____ Available data

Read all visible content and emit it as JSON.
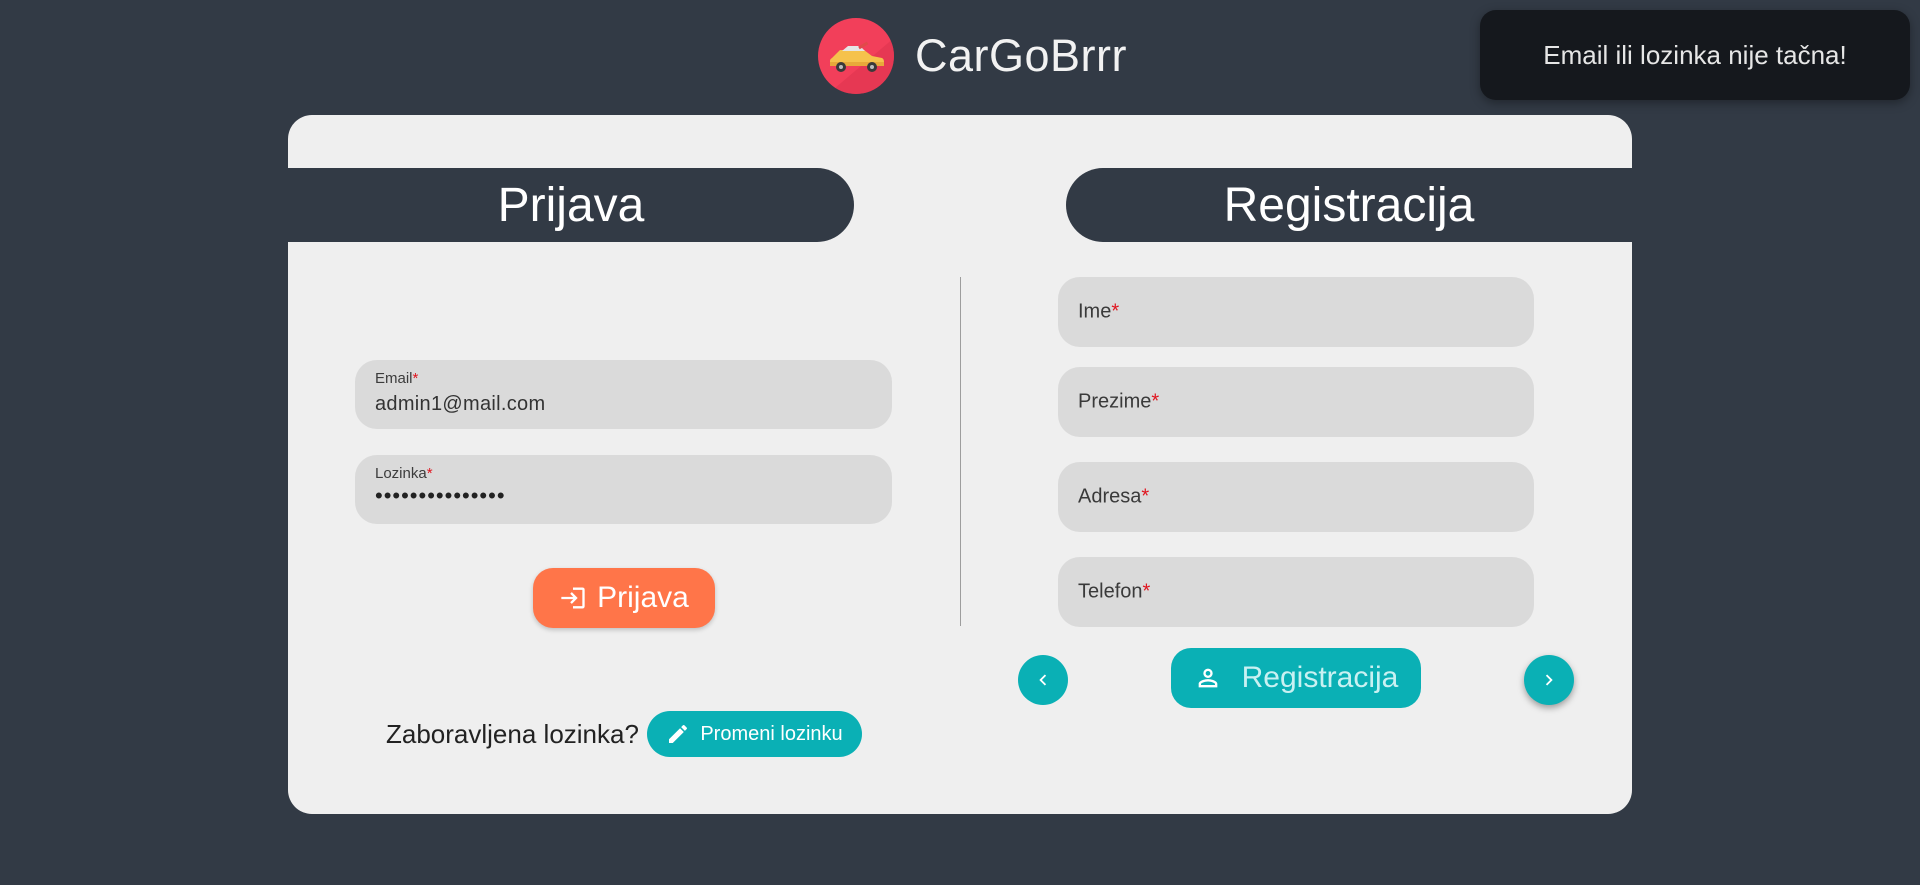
{
  "app": {
    "title": "CarGoBrrr",
    "logo_icon": "car-logo-icon"
  },
  "toast": {
    "message": "Email ili lozinka nije tačna!"
  },
  "login": {
    "heading": "Prijava",
    "email_label": "Email",
    "email_value": "admin1@mail.com",
    "password_label": "Lozinka",
    "password_value": "•••••••••••••••",
    "required_mark": "*",
    "submit_label": "Prijava",
    "submit_icon": "login-icon",
    "forgot_text": "Zaboravljena lozinka?",
    "change_password_label": "Promeni lozinku",
    "change_password_icon": "pencil-icon"
  },
  "register": {
    "heading": "Registracija",
    "fields": [
      {
        "placeholder": "Ime"
      },
      {
        "placeholder": "Prezime"
      },
      {
        "placeholder": "Adresa"
      },
      {
        "placeholder": "Telefon"
      }
    ],
    "required_mark": "*",
    "submit_label": "Registracija",
    "submit_icon": "person-icon",
    "prev_icon": "chevron-left-icon",
    "next_icon": "chevron-right-icon"
  },
  "colors": {
    "background": "#323a45",
    "card": "#efefef",
    "accent_orange": "#ff7549",
    "accent_teal": "#0ab0b5",
    "required": "#e0141e"
  }
}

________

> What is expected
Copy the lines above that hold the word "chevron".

> Response area
    "prev_icon": "chevron-left-icon",
    "next_icon": "chevron-right-icon"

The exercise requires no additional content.